[[ RECORDS FOR THE TASK open ]]
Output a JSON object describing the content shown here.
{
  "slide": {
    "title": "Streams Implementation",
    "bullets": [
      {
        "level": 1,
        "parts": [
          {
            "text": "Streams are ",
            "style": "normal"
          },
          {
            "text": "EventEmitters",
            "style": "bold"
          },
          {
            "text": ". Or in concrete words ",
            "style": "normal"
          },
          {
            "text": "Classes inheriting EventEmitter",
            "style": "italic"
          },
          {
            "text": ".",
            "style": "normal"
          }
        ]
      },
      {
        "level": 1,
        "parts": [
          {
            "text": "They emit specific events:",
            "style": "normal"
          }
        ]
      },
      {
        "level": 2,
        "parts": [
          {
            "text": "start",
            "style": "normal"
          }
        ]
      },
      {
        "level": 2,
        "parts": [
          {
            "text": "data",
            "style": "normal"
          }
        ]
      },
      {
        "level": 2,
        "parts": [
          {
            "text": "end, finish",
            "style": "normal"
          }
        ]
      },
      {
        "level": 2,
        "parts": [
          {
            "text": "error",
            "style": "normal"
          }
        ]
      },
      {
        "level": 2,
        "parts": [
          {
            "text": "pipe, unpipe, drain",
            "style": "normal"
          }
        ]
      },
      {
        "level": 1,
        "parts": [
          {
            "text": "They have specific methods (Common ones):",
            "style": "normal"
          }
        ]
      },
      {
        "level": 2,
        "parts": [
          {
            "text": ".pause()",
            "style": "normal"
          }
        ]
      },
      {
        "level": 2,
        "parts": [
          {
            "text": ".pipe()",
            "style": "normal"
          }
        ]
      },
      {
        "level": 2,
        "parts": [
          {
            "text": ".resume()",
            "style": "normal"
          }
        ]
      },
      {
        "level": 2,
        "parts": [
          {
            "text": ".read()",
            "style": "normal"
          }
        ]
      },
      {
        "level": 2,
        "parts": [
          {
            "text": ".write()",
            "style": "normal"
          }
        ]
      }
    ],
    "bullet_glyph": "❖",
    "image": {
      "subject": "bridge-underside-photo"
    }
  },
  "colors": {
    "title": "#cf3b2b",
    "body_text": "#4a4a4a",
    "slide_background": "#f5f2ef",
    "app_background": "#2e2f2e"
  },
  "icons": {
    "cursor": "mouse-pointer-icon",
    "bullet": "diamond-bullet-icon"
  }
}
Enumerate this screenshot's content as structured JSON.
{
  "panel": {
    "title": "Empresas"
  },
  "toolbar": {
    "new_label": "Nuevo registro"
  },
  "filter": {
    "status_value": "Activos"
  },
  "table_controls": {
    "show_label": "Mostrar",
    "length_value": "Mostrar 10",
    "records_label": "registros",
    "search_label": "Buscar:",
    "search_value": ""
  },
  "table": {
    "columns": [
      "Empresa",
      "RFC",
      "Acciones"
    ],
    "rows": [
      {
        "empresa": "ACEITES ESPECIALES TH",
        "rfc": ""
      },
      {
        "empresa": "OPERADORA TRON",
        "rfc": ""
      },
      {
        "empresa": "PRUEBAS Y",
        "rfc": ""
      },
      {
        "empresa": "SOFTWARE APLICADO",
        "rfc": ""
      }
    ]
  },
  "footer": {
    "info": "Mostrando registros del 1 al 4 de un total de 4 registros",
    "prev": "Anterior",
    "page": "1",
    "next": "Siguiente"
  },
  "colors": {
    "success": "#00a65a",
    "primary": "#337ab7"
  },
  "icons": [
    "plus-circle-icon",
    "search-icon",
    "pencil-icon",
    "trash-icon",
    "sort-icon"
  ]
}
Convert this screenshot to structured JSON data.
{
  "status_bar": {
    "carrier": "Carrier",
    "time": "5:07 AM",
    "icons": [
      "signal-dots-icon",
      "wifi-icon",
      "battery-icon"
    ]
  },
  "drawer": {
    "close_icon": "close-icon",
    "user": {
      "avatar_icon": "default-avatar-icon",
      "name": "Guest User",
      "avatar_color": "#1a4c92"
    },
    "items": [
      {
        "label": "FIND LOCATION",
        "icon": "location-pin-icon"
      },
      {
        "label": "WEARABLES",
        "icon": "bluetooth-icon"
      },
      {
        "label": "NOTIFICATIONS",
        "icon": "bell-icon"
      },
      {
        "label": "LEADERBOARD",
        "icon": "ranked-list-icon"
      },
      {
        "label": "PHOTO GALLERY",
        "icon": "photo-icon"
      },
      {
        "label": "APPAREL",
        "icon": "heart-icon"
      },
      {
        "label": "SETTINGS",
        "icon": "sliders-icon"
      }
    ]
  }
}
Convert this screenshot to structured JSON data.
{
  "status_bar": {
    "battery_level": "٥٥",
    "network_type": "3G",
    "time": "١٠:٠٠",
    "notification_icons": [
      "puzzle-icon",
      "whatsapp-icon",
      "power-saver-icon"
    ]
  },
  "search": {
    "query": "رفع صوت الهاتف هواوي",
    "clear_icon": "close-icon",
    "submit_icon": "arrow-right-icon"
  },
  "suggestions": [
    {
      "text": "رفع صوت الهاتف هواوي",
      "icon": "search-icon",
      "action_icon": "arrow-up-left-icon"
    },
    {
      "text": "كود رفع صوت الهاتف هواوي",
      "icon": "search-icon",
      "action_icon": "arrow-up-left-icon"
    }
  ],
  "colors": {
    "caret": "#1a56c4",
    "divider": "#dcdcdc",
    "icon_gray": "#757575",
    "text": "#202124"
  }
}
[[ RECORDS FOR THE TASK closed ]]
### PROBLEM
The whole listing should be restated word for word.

### ANSWER TO THIS EXERCISE
Output a JSON object describing the content shown here.
{
  "slide": {
    "title": "Streams Implementation",
    "bullets": [
      {
        "level": 1,
        "parts": [
          {
            "text": "Streams are ",
            "style": "normal"
          },
          {
            "text": "EventEmitters",
            "style": "bold"
          },
          {
            "text": ". Or in concrete words ",
            "style": "normal"
          },
          {
            "text": "Classes inheriting EventEmitter",
            "style": "italic"
          },
          {
            "text": ".",
            "style": "normal"
          }
        ]
      },
      {
        "level": 1,
        "parts": [
          {
            "text": "They emit specific events:",
            "style": "normal"
          }
        ]
      },
      {
        "level": 2,
        "parts": [
          {
            "text": "start",
            "style": "normal"
          }
        ]
      },
      {
        "level": 2,
        "parts": [
          {
            "text": "data",
            "style": "normal"
          }
        ]
      },
      {
        "level": 2,
        "parts": [
          {
            "text": "end, finish",
            "style": "normal"
          }
        ]
      },
      {
        "level": 2,
        "parts": [
          {
            "text": "error",
            "style": "normal"
          }
        ]
      },
      {
        "level": 2,
        "parts": [
          {
            "text": "pipe, unpipe, drain",
            "style": "normal"
          }
        ]
      },
      {
        "level": 1,
        "parts": [
          {
            "text": "They have specific methods (Common ones):",
            "style": "normal"
          }
        ]
      },
      {
        "level": 2,
        "parts": [
          {
            "text": ".pause()",
            "style": "normal"
          }
        ]
      },
      {
        "level": 2,
        "parts": [
          {
            "text": ".pipe()",
            "style": "normal"
          }
        ]
      },
      {
        "level": 2,
        "parts": [
          {
            "text": ".resume()",
            "style": "normal"
          }
        ]
      },
      {
        "level": 2,
        "parts": [
          {
            "text": ".read()",
            "style": "normal"
          }
        ]
      },
      {
        "level": 2,
        "parts": [
          {
            "text": ".write()",
            "style": "normal"
          }
        ]
      }
    ],
    "bullet_glyph": "❖",
    "image": {
      "subject": "bridge-underside-photo"
    }
  },
  "colors": {
    "title": "#cf3b2b",
    "body_text": "#4a4a4a",
    "slide_background": "#f5f2ef",
    "app_background": "#2e2f2e"
  },
  "icons": {
    "cursor": "mouse-pointer-icon",
    "bullet": "diamond-bullet-icon"
  }
}
Enumerate this screenshot's content as structured JSON.
{
  "panel": {
    "title": "Empresas"
  },
  "toolbar": {
    "new_label": "Nuevo registro"
  },
  "filter": {
    "status_value": "Activos"
  },
  "table_controls": {
    "show_label": "Mostrar",
    "length_value": "Mostrar 10",
    "records_label": "registros",
    "search_label": "Buscar:",
    "search_value": ""
  },
  "table": {
    "columns": [
      "Empresa",
      "RFC",
      "Acciones"
    ],
    "rows": [
      {
        "empresa": "ACEITES ESPECIALES TH",
        "rfc": ""
      },
      {
        "empresa": "OPERADORA TRON",
        "rfc": ""
      },
      {
        "empresa": "PRUEBAS Y",
        "rfc": ""
      },
      {
        "empresa": "SOFTWARE APLICADO",
        "rfc": ""
      }
    ]
  },
  "footer": {
    "info": "Mostrando registros del 1 al 4 de un total de 4 registros",
    "prev": "Anterior",
    "page": "1",
    "next": "Siguiente"
  },
  "colors": {
    "success": "#00a65a",
    "primary": "#337ab7"
  },
  "icons": [
    "plus-circle-icon",
    "search-icon",
    "pencil-icon",
    "trash-icon",
    "sort-icon"
  ]
}
Convert this screenshot to structured JSON data.
{
  "status_bar": {
    "carrier": "Carrier",
    "time": "5:07 AM",
    "icons": [
      "signal-dots-icon",
      "wifi-icon",
      "battery-icon"
    ]
  },
  "drawer": {
    "close_icon": "close-icon",
    "user": {
      "avatar_icon": "default-avatar-icon",
      "name": "Guest User",
      "avatar_color": "#1a4c92"
    },
    "items": [
      {
        "label": "FIND LOCATION",
        "icon": "location-pin-icon"
      },
      {
        "label": "WEARABLES",
        "icon": "bluetooth-icon"
      },
      {
        "label": "NOTIFICATIONS",
        "icon": "bell-icon"
      },
      {
        "label": "LEADERBOARD",
        "icon": "ranked-list-icon"
      },
      {
        "label": "PHOTO GALLERY",
        "icon": "photo-icon"
      },
      {
        "label": "APPAREL",
        "icon": "heart-icon"
      },
      {
        "label": "SETTINGS",
        "icon": "sliders-icon"
      }
    ]
  }
}
Convert this screenshot to structured JSON data.
{
  "status_bar": {
    "battery_level": "٥٥",
    "network_type": "3G",
    "time": "١٠:٠٠",
    "notification_icons": [
      "puzzle-icon",
      "whatsapp-icon",
      "power-saver-icon"
    ]
  },
  "search": {
    "query": "رفع صوت الهاتف هواوي",
    "clear_icon": "close-icon",
    "submit_icon": "arrow-right-icon"
  },
  "suggestions": [
    {
      "text": "رفع صوت الهاتف هواوي",
      "icon": "search-icon",
      "action_icon": "arrow-up-left-icon"
    },
    {
      "text": "كود رفع صوت الهاتف هواوي",
      "icon": "search-icon",
      "action_icon": "arrow-up-left-icon"
    }
  ],
  "colors": {
    "caret": "#1a56c4",
    "divider": "#dcdcdc",
    "icon_gray": "#757575",
    "text": "#202124"
  }
}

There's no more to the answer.